A Lab in Your Pocket May 7th, 2014

Chip Technology

A*STAR and industry form S$200M semiconductor R&D July 25th, 2014

A Crystal Wedding in the Nanocosmos July 23rd, 2014

Nanometrics Announces Upcoming Investor Events July 22nd, 2014

Penn Study: Understanding Graphene’s Electrical Properties on an Atomic Level July 22nd, 2014

Sensors

Compact Vibration Harvester Power Supply with Highest Efficiency Opens Door to “Fix-and-Forget” Sensor Nodes July 23rd, 2014

Nano-sized Chip "Sniffs Out" Explosives Far Better than Trained Dogs: TAU researcher's groundbreaking sensor detects miniscule concentrations of hazardous materials in the air July 23rd, 2014

Tiny laser sensor heightens bomb detection sensitivity July 19th, 2014

Iranian Scientists Use Nanosensors to Achieve Best Limit for Early Cancer Diagnosis July 19th, 2014

Discoveries

New imaging agent provides better picture of the gut July 25th, 2014

Breakthrough laser experiment reveals liquid-like motion of atoms in an ultra-cold cluster: University of Leicester research team unlocks insights into creation of new nano-materials July 25th, 2014

Scientists Test Nanoparticle "Alarm Clock" to Awaken Immune Systems Put to Sleep by Cancer July 25th, 2014

Iranian Scientists Produce Transparent Nanocomposite Coatings with Longer Lifetime July 24th, 2014

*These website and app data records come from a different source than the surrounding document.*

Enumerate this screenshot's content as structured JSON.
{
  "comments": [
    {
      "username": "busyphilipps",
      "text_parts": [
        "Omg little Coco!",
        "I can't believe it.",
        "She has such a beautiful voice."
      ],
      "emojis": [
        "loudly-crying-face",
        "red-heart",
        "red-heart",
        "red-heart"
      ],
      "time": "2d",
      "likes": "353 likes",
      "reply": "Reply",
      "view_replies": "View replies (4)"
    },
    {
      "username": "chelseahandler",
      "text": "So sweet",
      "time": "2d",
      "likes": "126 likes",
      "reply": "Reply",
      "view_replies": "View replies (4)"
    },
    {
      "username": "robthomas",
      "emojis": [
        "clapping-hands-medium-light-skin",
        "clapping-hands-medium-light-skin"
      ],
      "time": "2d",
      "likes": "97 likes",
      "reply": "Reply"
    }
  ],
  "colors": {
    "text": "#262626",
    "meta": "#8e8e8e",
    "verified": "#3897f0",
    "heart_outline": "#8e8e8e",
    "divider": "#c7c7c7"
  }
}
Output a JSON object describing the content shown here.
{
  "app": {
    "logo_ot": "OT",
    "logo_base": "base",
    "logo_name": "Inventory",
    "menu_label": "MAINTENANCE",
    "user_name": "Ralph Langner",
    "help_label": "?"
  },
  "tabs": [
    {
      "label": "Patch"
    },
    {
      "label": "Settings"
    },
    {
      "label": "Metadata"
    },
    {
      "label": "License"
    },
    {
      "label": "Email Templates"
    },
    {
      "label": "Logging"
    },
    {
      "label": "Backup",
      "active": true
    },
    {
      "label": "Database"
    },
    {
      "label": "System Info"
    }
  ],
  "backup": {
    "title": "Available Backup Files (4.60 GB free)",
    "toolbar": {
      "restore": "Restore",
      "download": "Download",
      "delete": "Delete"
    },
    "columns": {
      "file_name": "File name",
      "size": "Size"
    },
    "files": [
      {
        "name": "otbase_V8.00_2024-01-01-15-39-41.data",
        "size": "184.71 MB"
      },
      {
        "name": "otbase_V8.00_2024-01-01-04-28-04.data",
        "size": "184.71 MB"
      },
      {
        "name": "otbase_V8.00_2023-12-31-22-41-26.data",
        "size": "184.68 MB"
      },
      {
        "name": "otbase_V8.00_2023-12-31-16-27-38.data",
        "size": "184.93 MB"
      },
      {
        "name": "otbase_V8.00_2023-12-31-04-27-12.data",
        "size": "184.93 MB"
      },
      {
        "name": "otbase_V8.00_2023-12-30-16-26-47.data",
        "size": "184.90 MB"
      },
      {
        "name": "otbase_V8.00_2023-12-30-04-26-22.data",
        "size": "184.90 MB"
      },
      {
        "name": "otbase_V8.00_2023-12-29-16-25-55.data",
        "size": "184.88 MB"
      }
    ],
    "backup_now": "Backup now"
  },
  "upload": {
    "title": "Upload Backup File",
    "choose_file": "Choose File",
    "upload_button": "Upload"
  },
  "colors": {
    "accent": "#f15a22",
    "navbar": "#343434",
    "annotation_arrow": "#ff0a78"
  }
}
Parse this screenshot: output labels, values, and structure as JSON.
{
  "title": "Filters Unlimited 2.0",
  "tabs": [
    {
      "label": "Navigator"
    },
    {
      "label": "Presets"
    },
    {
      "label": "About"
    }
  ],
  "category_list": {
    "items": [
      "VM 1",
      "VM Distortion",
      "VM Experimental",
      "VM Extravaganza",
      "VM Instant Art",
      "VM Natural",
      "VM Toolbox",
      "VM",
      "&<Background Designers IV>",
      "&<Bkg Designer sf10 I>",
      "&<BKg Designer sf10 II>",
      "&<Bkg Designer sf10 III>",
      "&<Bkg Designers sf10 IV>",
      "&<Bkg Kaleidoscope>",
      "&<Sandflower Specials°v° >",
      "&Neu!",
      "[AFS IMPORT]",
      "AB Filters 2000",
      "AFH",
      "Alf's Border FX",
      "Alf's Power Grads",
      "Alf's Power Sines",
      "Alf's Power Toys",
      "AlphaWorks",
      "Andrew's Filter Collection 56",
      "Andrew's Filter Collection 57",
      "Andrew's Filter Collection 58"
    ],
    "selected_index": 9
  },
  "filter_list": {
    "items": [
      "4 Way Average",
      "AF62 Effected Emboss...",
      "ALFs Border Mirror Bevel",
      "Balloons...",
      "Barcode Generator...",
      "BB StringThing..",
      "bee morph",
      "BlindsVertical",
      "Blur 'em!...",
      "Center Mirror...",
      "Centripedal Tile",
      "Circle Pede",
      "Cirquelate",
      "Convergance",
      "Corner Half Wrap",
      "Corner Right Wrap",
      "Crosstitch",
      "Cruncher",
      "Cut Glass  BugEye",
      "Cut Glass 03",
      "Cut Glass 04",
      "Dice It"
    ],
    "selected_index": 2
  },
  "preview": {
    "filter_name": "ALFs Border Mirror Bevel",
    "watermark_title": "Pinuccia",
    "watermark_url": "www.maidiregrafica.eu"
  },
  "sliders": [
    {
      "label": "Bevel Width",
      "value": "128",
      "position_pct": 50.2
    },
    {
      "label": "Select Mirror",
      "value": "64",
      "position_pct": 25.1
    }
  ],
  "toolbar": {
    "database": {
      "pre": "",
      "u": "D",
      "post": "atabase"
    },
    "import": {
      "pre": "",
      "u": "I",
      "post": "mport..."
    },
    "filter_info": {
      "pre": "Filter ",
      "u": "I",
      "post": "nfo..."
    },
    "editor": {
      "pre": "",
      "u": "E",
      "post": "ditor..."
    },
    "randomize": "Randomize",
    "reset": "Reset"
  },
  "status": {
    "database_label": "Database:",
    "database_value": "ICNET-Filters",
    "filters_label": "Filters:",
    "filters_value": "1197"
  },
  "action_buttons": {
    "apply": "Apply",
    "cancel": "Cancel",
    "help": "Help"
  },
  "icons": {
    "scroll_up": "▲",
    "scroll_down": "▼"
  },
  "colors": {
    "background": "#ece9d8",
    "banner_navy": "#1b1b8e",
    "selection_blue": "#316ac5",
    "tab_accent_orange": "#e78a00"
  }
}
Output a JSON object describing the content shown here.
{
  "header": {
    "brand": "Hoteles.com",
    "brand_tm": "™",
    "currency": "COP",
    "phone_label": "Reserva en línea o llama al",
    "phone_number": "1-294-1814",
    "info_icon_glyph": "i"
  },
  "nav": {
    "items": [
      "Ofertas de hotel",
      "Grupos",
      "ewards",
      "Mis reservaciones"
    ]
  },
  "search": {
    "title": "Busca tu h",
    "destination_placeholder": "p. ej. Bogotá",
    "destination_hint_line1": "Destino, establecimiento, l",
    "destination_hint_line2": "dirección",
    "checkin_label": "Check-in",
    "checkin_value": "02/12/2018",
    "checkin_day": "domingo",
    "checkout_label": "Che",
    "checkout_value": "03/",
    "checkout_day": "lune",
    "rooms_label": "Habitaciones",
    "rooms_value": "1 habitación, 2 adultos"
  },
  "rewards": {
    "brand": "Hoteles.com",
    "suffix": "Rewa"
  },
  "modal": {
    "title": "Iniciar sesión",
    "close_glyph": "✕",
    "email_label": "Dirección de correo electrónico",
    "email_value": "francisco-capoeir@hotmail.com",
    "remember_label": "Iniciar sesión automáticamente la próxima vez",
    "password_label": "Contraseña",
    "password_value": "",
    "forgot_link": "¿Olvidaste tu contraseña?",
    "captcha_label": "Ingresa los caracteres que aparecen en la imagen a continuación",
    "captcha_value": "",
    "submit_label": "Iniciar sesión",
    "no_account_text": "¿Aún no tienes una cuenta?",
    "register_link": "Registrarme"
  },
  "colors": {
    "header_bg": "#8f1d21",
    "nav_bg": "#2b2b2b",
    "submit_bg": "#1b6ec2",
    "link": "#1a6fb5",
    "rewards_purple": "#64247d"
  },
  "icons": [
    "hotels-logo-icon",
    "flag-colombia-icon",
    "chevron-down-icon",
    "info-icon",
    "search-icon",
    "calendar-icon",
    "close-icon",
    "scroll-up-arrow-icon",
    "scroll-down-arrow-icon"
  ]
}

Announcements

Nano-supercapacitors for electric cars July 25th, 2014

New imaging agent provides better picture of the gut July 25th, 2014

Breakthrough laser experiment reveals liquid-like motion of atoms in an ultra-cold cluster: University of Leicester research team unlocks insights into creation of new nano-materials July 25th, 2014

Scientists Test Nanoparticle "Alarm Clock" to Awaken Immune Systems Put to Sleep by Cancer July 25th, 2014

Energy

Oregon chemists eye improved thin films with metal substitution: Solution-based inorganic process could drive more efficient electronics and solar devices July 21st, 2014

Steam from the sun: New spongelike structure converts solar energy into steam July 21st, 2014

3-D nanostructure could benefit nanoelectronics, gas storage: Rice U. researchers predict functional advantages of 3-D boron nitride July 15th, 2014

Nanotechnology that will impact the Security & Defense sectors to be discussed at NanoSD2014 conference July 8th, 2014

NanoNews-Digest
The latest news from around the world, FREE



  Premium Products
NanoNews-Custom
Only the news you want to read!
 Learn More
NanoTech-Transfer
University Technology Transfer & Patents
 Learn More
NanoStrategies
Full-service, expert consulting
 Learn More














ASP
Nanotechnology Now Featured Books




NNN

The Hunger Project







© Copyright 1999-2014 7th Wave, Inc. All Rights Reserved PRIVACY POLICY :: CONTACT US :: STATS :: SITE MAP :: ADVERTISE